[2016 UPDATE: 2 years later, Isaac Hunter's Tavern re-opened its doors at 414 Fayetteville Street)

RALEIGH, N.C. — Isaac Hunter's Oak City Tavern will close its doors in downtown Raleigh on March 31, owners announced Tuesday. 

The tavern opened in 2009 amid the Downtown Raleigh Renaissance. Owners say that as their lease began to wind down at 112 Fayetteville St., their landlord, Pete Gillis, decided to go in a different direction, striking a deal with the owner of 606 Nightclub and Myst in Glenwood South to replace the tavern with a new concept. 

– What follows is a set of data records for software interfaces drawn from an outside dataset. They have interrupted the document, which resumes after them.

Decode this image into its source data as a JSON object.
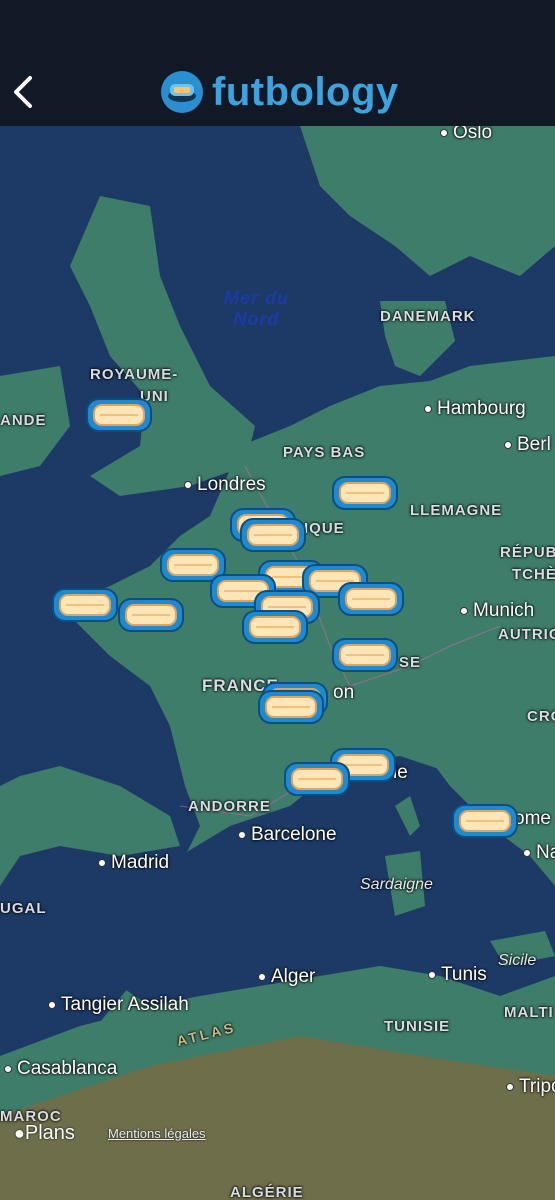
{
  "header": {
    "brand_name": "futbology",
    "back_icon": "chevron-left-icon",
    "logo_icon": "stadium-icon",
    "brand_color": "#3aa3e0"
  },
  "map": {
    "sea": {
      "line1": "Mer du",
      "line2": "Nord"
    },
    "countries": [
      "ROYAUME-",
      "UNI",
      "ANDE",
      "DANEMARK",
      "PAYS BAS",
      "LLEMAGNE",
      "IQUE",
      "RÉPUB",
      "TCHÈ",
      "AUTRIC",
      "FRANCE",
      "SE",
      "CRO",
      "ANDORRE",
      "UGAL",
      "TUNISIE",
      "MALTI",
      "MAROC",
      "ALGÉRIE"
    ],
    "cities": [
      "Oslo",
      "Hambourg",
      "Berl",
      "Londres",
      "Munich",
      "on",
      "le",
      "ome",
      "Na",
      "Barcelone",
      "Madrid",
      "Alger",
      "Tunis",
      "Tangier Assilah",
      "Casablanca",
      "Tripo"
    ],
    "islands": [
      "Sardaigne",
      "Sicile"
    ],
    "mountains": [
      "ATLAS"
    ],
    "pin_count": 19,
    "colors": {
      "sea": "#1d3a66",
      "land": "#3e7d6a",
      "desert": "#6f6e4b"
    }
  },
  "footer": {
    "attribution": "Plans",
    "legal_link": "Mentions légales"
  }
}
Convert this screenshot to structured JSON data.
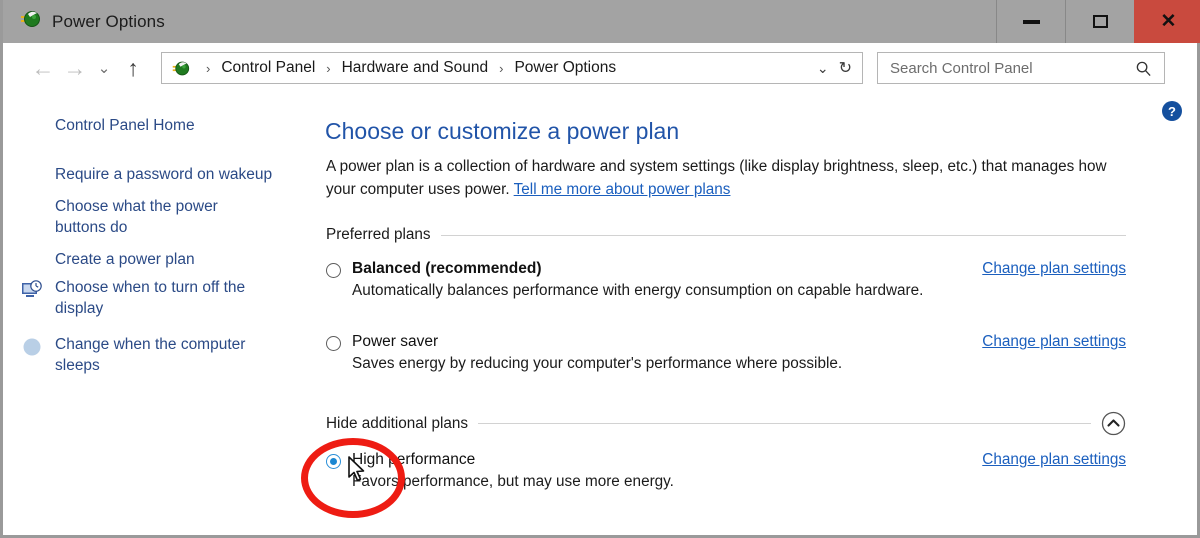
{
  "window": {
    "title": "Power Options",
    "app_icon": "power-plug-icon",
    "controls": {
      "minimize": "minimize-icon",
      "maximize": "maximize-icon",
      "close": "✕"
    }
  },
  "navigation": {
    "back": "←",
    "forward": "→",
    "recent": "⌄",
    "up": "↑",
    "address_icon": "power-plug-icon",
    "breadcrumbs": [
      "Control Panel",
      "Hardware and Sound",
      "Power Options"
    ],
    "separator": "›",
    "dropdown": "⌄",
    "refresh": "↻",
    "search": {
      "placeholder": "Search Control Panel",
      "icon": "search-icon"
    }
  },
  "sidebar": {
    "home": "Control Panel Home",
    "items": [
      {
        "label": "Require a password on wakeup",
        "icon": null
      },
      {
        "label": "Choose what the power buttons do",
        "icon": null
      },
      {
        "label": "Create a power plan",
        "icon": null
      },
      {
        "label": "Choose when to turn off the display",
        "icon": "monitor-clock-icon"
      },
      {
        "label": "Change when the computer sleeps",
        "icon": "moon-sleep-icon"
      }
    ]
  },
  "help": {
    "icon": "help-question-icon",
    "glyph": "?"
  },
  "main": {
    "title": "Choose or customize a power plan",
    "description_part1": "A power plan is a collection of hardware and system settings (like display brightness, sleep, etc.) that manages how your computer uses power. ",
    "description_link": "Tell me more about power plans",
    "sections": [
      {
        "label": "Preferred plans",
        "collapsible": false,
        "plans": [
          {
            "name": "Balanced (recommended)",
            "bold": true,
            "selected": false,
            "description": "Automatically balances performance with energy consumption on capable hardware.",
            "link": "Change plan settings"
          },
          {
            "name": "Power saver",
            "bold": false,
            "selected": false,
            "description": "Saves energy by reducing your computer's performance where possible.",
            "link": "Change plan settings"
          }
        ]
      },
      {
        "label": "Hide additional plans",
        "collapsible": true,
        "collapse_icon": "chevron-up-circle-icon",
        "plans": [
          {
            "name": "High performance",
            "bold": false,
            "selected": true,
            "description": "Favors performance, but may use more energy.",
            "link": "Change plan settings"
          }
        ]
      }
    ]
  },
  "annotation": {
    "highlight_shape": "red-ellipse",
    "highlight_color": "#ee1c13",
    "cursor": "mouse-pointer-icon",
    "target": "High performance radio button"
  },
  "colors": {
    "titlebar": "#a3a3a3",
    "close_button": "#c94a3e",
    "link": "#1b5fbe",
    "heading": "#2154a8",
    "sidebar_link": "#2b4a86",
    "radio_selected": "#1b87d2"
  }
}
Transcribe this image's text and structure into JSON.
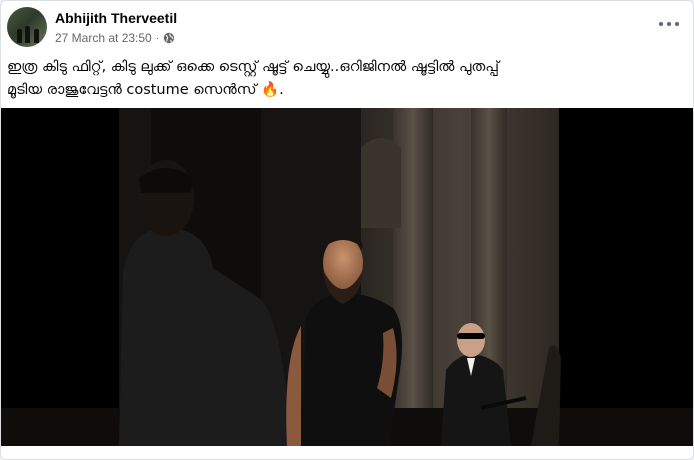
{
  "post": {
    "author": "Abhijith Therveetil",
    "timestamp": "27 March at 23:50",
    "separator": "·",
    "privacy_icon": "globe-icon",
    "menu_icon": "more-options-icon",
    "text_line1": "ഇത്ര കിടു ഫിറ്റ്, കിടു ലുക്ക് ഒക്കെ ടെസ്റ്റ് ഷൂട്ട് ചെയ്യു..ഒറിജിനൽ ഷൂട്ടിൽ പുതപ്പ്",
    "text_line2": "മൂടിയ രാജുവേട്ടൻ costume സെൻസ് 🔥."
  },
  "colors": {
    "text_primary": "#050505",
    "text_secondary": "#65676b",
    "card_border": "#dddfe2",
    "media_background": "#000000"
  }
}
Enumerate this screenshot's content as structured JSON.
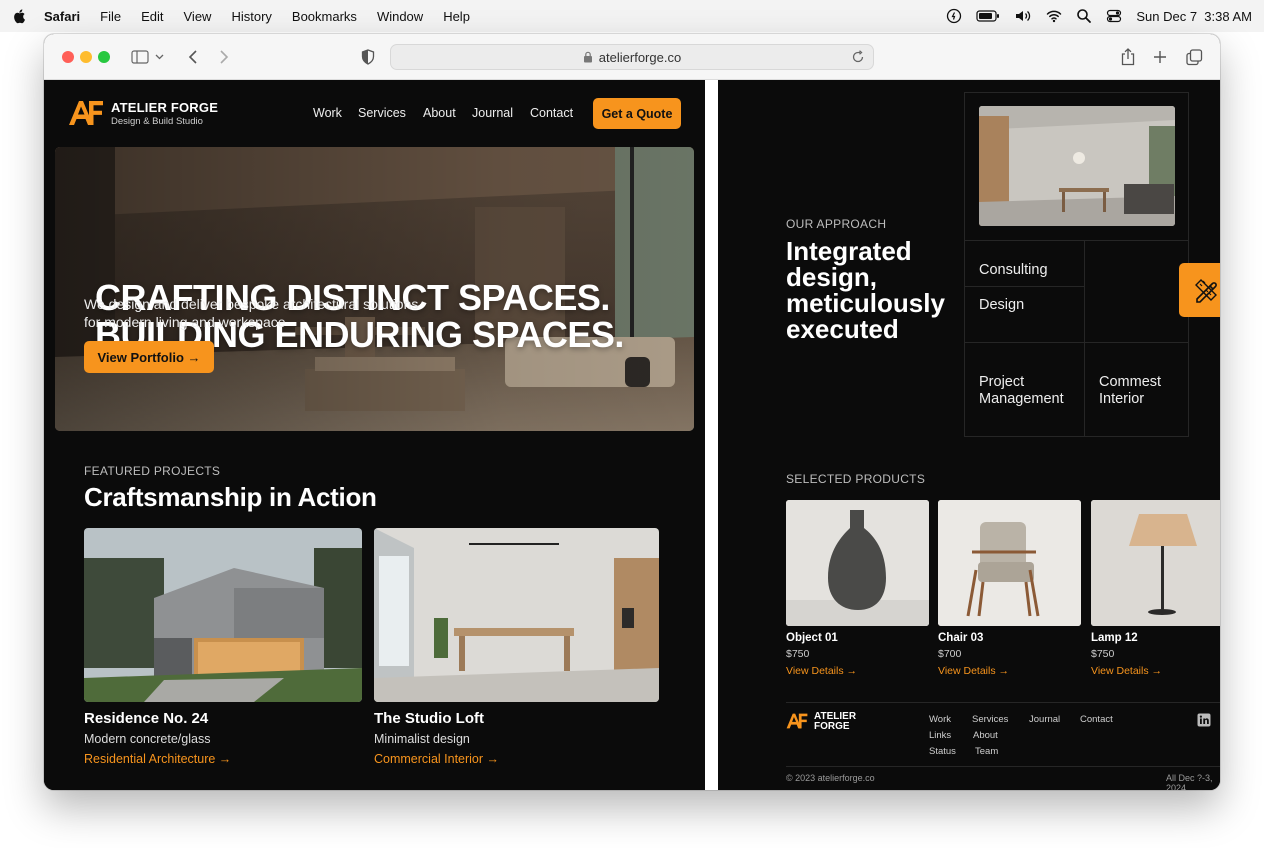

Owners Brad Bowles, Ben Yannessa and Zack Medford say they are "heartbroken to see the tavern finally close its doors so abruptly." 

"We are proud of our little bar, and we hate to see it end like this," Medford said, "but we know that we will bring Isaac Hunter’s back in the future, and this time make it everything we’ve always wanted it to be."